(WHAT TO WORK ON):
Filter the records down to the lines that hold the word "Computer", and copy each of those lines.

(Records from a dataset)
************

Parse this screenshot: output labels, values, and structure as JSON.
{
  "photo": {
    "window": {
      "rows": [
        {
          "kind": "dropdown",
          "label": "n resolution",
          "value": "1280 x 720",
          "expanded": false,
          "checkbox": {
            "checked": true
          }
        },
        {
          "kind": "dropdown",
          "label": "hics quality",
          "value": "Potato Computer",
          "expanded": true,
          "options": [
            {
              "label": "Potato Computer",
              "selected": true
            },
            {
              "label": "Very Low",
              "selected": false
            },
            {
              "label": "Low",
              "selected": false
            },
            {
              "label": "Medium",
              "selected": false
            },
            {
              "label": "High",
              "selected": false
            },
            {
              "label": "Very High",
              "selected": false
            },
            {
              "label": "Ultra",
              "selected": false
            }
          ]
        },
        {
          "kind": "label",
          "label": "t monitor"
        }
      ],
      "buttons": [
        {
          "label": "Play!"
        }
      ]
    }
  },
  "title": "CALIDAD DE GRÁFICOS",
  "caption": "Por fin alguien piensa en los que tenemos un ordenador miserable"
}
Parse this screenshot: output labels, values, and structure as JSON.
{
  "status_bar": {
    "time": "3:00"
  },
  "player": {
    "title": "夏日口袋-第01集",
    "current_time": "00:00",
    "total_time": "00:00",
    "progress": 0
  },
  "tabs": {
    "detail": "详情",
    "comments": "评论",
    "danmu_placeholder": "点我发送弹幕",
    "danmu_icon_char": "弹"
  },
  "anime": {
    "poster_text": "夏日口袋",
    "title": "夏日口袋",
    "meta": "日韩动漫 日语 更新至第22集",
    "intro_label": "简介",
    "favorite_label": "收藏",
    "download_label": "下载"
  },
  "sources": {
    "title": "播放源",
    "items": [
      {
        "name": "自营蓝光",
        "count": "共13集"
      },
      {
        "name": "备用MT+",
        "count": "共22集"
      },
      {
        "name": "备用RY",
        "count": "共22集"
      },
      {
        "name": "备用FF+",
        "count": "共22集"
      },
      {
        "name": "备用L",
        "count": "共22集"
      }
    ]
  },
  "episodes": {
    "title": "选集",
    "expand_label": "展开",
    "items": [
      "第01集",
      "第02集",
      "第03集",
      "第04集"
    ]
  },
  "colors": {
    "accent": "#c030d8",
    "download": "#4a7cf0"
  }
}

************

(EXERCISE RESPONSE):
          "value": "Potato Computer",
              "label": "Potato Computer",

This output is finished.